» ASSIGNMENT: Within the data below, count the lines that include the word "title". Provide the number and nothing further.

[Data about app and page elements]
BEGIN

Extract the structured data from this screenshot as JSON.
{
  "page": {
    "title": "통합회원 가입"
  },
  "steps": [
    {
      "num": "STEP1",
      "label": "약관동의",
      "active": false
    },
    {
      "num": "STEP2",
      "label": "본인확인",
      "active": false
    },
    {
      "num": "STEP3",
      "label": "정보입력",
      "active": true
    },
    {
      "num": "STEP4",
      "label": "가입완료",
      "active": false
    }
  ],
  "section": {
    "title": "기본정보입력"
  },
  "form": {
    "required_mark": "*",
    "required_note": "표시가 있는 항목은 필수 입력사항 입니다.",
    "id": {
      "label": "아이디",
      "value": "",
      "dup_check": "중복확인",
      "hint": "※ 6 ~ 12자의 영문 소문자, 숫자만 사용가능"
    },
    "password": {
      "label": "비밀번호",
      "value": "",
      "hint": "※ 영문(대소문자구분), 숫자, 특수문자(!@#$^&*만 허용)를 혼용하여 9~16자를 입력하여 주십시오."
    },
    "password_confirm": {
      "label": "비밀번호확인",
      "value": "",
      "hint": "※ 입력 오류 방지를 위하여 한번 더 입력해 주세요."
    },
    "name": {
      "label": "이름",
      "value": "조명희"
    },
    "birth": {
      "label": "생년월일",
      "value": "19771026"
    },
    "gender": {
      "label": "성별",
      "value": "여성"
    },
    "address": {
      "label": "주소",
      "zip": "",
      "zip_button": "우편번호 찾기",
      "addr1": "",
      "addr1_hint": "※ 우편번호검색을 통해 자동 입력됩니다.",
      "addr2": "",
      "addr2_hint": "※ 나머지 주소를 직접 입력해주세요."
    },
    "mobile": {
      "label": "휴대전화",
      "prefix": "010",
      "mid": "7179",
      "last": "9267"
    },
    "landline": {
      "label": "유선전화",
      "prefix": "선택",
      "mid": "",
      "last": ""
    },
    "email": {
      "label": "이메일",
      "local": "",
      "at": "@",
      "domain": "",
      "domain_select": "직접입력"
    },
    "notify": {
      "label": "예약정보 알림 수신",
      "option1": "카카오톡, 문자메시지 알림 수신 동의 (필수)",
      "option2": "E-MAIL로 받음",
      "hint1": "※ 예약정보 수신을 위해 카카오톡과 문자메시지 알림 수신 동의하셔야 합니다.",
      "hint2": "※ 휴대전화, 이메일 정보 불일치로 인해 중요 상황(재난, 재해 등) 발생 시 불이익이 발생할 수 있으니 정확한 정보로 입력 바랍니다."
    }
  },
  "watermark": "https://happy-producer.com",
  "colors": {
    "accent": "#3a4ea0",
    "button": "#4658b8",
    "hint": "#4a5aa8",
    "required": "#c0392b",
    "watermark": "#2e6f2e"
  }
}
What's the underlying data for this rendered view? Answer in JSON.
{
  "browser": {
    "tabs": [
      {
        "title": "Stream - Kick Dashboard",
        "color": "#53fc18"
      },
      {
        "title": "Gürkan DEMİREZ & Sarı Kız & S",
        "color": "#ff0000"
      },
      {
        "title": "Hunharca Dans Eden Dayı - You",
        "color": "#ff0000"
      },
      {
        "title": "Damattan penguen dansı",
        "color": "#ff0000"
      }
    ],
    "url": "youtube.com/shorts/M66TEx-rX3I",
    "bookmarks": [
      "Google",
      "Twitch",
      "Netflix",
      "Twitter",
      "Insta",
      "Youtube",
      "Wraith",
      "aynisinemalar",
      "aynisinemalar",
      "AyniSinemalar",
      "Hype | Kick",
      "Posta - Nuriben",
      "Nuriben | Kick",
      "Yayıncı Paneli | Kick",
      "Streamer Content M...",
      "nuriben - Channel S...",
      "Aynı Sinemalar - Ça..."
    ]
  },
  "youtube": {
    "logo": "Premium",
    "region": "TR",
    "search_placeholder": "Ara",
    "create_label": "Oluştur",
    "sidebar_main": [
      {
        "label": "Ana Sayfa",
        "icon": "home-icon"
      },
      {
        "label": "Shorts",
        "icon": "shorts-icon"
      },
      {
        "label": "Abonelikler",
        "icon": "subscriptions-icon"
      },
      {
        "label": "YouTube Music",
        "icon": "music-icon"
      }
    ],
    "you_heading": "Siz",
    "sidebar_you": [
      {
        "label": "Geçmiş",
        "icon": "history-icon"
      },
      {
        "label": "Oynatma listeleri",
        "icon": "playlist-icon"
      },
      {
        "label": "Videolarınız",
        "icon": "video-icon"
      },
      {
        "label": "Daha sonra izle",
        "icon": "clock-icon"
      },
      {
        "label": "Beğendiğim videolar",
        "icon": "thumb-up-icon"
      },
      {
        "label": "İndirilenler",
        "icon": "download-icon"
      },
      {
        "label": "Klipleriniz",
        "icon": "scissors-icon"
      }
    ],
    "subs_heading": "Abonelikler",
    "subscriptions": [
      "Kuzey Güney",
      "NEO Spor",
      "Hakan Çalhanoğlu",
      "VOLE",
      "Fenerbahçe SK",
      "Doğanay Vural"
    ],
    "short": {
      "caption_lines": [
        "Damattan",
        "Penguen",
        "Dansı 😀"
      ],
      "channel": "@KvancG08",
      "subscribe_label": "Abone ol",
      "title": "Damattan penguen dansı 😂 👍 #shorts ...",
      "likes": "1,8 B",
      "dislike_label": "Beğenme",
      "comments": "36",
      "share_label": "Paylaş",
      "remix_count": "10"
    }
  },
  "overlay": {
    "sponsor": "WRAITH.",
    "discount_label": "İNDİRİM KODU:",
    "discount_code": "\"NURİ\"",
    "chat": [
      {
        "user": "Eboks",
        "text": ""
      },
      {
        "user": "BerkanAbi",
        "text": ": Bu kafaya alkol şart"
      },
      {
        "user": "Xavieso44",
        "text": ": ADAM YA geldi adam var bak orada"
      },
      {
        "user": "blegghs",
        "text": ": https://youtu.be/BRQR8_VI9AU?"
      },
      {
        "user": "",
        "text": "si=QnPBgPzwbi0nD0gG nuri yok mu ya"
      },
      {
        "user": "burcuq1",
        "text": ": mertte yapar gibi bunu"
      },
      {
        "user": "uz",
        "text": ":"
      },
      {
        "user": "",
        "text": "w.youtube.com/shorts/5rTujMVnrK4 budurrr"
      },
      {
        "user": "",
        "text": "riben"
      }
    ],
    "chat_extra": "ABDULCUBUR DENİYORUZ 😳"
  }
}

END

» ANSWER TO THIS PROBLEM: 7